Saturday, February 09, 2008
video247 Saturday, Panel 1: DIY Tools and Platforms
This panel focussed on new and emerged Web 2.0 services ad platforms that aim at furthering developing opportunities for DIYers to access, share and distribute their work. A range of models were presented, and all of them were thought-provoking. I'm going to shift to a bullet-point mode of reporting to hep speed up posting time.
• Angela spoke about Revver, a video sharing platform for hosting and promoting user-generated videos. The difference between Revver and say, YouTube is that Revver shares advertising revenue with posters (i.e., the more popular your video post becomes, the greater the proportion of the advertising revenue you'll obtain from Revver).
• Revver deals with copyright issues right up front by requiring posters to use Creative Commons copyright licences on their work; they also ask that posters not include hate speech, pornography, etc.
• Revver, right from the start, has focused on being a server for folk interested in producing regular web shows.
• Blip.tv is also geared more towards people producing shows on a regular basis, however, advertising can be turned off by the poster and advertising revenue is not shared with posters.
Dean spoke about Miro.com. Miro is an open source internet TV platform. I found this service especially interesting because it really does work at becoming a visual media portal for users. For example, users can link teir RSS feeds to their profile, as well as searching across a range of existing video hosting platforms (e.g., YouTube, Blip.tv).
• Miro acts like a TiVO and automatically downloads videos you’re interested in and marks viewed shows for deletion etc.

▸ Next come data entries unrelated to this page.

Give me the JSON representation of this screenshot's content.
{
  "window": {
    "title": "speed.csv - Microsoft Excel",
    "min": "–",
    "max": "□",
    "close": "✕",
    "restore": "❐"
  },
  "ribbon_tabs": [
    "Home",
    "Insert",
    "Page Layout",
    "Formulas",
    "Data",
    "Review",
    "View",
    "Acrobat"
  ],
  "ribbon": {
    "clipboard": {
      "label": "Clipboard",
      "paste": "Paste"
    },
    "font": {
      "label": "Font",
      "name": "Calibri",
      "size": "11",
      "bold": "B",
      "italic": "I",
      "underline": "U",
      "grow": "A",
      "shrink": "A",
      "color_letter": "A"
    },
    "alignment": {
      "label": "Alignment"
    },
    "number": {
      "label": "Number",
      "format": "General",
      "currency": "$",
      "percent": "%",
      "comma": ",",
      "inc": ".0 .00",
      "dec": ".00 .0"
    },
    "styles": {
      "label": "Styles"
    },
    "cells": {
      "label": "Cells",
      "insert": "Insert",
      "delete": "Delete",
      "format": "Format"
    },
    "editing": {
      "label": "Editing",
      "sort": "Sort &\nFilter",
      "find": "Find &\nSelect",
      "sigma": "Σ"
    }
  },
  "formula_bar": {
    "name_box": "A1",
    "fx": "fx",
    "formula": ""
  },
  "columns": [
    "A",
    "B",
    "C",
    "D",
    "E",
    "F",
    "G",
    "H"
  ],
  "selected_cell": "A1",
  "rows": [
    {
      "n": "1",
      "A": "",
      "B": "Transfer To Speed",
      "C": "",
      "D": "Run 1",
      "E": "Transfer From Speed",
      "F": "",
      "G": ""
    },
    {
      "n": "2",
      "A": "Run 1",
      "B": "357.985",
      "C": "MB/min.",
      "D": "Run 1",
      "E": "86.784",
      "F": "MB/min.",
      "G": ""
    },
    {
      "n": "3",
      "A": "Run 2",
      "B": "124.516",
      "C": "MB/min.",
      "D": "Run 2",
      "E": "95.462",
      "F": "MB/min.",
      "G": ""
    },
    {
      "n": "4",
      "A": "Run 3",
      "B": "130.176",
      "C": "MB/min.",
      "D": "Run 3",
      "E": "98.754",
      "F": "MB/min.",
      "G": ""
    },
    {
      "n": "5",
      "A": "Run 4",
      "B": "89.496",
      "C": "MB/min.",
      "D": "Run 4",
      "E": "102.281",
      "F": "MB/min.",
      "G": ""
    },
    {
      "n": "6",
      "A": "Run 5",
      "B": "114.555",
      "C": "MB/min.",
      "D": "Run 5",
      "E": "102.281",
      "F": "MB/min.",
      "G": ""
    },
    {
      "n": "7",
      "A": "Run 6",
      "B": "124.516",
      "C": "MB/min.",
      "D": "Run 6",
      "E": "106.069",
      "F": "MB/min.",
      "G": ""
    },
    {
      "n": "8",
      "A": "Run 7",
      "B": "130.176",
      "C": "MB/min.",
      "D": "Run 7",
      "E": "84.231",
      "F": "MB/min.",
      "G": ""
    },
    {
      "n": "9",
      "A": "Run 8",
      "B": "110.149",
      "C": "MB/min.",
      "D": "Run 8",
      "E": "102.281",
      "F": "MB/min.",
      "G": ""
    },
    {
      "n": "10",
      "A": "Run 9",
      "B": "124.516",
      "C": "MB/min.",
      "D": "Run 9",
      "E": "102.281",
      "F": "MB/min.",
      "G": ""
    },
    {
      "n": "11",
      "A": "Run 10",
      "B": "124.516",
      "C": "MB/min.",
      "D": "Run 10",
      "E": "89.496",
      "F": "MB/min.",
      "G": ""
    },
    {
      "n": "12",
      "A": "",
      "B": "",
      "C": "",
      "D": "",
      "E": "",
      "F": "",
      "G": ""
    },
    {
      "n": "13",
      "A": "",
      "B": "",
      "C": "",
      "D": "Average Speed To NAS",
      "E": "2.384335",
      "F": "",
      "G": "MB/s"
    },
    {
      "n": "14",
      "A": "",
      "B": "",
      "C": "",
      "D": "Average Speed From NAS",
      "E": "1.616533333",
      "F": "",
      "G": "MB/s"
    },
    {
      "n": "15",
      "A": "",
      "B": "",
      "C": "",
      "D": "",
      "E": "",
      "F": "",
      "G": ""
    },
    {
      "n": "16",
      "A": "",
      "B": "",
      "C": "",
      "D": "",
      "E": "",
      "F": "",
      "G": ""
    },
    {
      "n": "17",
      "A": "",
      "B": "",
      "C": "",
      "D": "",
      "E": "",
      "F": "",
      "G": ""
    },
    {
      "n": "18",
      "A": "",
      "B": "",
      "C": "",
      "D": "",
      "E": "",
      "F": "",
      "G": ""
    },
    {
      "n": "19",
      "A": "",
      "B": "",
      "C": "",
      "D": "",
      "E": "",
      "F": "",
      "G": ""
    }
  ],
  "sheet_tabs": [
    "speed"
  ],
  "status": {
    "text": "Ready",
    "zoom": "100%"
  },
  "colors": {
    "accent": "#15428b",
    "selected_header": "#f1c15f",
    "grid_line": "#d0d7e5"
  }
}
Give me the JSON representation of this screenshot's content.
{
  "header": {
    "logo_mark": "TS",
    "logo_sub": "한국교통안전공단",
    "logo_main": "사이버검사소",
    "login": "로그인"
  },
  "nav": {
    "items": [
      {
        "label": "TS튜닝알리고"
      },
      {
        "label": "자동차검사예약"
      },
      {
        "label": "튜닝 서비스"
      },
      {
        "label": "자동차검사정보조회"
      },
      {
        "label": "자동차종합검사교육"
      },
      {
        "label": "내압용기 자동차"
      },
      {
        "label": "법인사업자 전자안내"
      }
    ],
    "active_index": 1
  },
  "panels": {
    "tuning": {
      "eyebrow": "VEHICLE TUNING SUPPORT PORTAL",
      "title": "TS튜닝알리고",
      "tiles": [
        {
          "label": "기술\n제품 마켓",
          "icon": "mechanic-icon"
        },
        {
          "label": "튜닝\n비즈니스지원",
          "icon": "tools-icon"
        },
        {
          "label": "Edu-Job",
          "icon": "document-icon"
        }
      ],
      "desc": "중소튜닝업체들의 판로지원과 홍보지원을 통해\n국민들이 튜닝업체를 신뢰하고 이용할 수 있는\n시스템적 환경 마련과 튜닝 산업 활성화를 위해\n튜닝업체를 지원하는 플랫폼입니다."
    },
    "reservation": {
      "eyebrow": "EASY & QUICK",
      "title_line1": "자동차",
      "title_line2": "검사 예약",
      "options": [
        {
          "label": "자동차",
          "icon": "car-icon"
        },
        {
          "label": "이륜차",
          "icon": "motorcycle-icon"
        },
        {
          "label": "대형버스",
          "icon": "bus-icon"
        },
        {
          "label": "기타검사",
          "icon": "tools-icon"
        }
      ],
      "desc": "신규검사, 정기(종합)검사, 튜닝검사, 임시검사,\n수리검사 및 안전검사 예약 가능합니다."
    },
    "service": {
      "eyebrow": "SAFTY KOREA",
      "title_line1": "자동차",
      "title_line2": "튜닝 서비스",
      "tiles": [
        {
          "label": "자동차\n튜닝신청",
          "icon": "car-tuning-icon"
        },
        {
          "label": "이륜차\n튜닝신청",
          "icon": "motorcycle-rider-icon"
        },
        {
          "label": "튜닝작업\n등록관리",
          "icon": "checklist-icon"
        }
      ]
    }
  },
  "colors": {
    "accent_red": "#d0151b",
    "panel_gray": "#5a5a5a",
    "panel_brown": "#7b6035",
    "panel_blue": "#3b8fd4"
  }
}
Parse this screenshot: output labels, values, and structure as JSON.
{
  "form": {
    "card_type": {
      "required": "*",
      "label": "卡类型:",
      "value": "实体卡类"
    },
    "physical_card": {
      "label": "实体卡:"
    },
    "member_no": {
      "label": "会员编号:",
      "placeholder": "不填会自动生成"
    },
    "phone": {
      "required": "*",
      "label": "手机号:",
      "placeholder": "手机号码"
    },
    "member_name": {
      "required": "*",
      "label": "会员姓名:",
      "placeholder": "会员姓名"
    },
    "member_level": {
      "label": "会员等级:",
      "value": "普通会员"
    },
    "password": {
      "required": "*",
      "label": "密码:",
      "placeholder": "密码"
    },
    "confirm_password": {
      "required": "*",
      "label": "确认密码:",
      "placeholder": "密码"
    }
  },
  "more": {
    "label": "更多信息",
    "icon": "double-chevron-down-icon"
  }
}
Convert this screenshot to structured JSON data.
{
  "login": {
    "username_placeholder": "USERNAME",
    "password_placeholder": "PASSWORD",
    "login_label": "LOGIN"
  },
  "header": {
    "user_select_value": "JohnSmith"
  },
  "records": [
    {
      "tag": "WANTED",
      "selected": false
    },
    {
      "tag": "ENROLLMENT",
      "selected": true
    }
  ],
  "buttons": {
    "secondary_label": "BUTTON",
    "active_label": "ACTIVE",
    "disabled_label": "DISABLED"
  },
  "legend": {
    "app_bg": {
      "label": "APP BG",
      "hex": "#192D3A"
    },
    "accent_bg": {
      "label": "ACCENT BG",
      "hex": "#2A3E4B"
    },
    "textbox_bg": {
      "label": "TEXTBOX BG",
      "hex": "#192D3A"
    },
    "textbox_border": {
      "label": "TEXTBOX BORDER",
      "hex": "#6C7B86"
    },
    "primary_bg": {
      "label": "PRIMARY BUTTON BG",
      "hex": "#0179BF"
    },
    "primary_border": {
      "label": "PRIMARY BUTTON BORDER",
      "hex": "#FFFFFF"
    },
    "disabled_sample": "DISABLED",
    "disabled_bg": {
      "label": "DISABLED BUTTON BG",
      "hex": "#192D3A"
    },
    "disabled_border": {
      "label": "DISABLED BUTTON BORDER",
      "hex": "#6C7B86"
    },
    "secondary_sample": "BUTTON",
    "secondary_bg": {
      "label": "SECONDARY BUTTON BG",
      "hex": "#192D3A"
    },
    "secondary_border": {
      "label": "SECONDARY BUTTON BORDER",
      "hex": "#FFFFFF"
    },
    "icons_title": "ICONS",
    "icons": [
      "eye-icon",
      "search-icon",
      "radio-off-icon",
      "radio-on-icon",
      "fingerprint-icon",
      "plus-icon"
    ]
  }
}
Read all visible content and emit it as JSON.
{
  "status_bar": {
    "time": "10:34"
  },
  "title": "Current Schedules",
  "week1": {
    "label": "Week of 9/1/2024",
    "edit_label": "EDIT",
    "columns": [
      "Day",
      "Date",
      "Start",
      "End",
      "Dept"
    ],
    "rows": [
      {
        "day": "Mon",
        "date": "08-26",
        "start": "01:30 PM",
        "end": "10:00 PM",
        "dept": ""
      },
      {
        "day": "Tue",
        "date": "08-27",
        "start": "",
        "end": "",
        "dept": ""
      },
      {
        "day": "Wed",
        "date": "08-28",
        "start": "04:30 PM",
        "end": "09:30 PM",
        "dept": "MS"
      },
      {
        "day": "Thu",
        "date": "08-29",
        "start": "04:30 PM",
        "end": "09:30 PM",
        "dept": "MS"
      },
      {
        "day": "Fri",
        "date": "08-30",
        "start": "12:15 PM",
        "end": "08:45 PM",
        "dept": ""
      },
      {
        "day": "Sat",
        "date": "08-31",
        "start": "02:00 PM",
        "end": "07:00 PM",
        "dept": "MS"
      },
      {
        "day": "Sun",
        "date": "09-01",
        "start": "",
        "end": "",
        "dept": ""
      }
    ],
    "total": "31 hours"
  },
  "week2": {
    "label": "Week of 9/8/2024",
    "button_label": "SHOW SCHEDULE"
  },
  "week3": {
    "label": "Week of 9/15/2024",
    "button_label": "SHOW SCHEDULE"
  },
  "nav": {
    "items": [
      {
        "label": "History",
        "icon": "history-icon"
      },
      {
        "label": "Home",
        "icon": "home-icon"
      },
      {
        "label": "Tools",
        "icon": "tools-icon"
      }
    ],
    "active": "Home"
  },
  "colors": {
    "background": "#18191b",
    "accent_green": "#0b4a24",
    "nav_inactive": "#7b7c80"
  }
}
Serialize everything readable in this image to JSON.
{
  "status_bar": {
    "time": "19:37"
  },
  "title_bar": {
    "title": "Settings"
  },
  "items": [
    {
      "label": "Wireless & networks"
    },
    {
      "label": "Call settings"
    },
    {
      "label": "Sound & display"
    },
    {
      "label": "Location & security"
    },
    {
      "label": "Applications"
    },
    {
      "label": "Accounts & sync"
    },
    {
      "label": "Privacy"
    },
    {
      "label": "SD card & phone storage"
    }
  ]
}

• NRK 365 -- a public Norwegian broadcaster -- has made available a large amount of Hi-definition bit torrent files from their programs. Miro can also grab bit torrent files from peer-to-peer networks, such as the NRK 365 files.
Marc is an advocate for focusing on--and making visible--process approaches to media production and distribution online. He presented a new service developed by Yahoo! called "Tag maps". These servcie aims at:
TagMaps is a toolkit to visualize text (well, tags) geographically on a map. Check out the sample applications, where we use Flickr tags on a map to build a world exploration tool.(quoted from here)
I'll need to check it out to see how this is different to the Flickr-Google maps, mashup, Panoramio, or more ground-breaking than Microsoft's Photosynth.
Joi spoke about the importance of paying attention to the ethical dimensions of the media we post media to the internet (e.g., posting unflattering photos or video clips of others). He raised a good point--that he himself tied directly to literacy--about the need for people to understand the normative dimensions of what it’s okay to do/post, in what country it’s okay to post what etc. He argued for the need to develop a better sense of copyright issues among everyday folk -- he claimed (and I agree) that a lot of people really don’t understand copyright laws and what these mean. Joi again linked this very much to literacy and helping people to read their media productions with an eye to copyright laws and suchlike.
This panel is certainly generating lively whole-group debate about surveillance nd privacy, about freedom and corporate control, bandwidth issues, about mobile computing (where the panelists all agree that the U.S. is seriously slow in developing computing and communications and media mobility).
Just as an aside, one of the audience members just mentioned this fascinating online services--dotSUB--which enables users to add subtitles ot videos in a wide range of languages.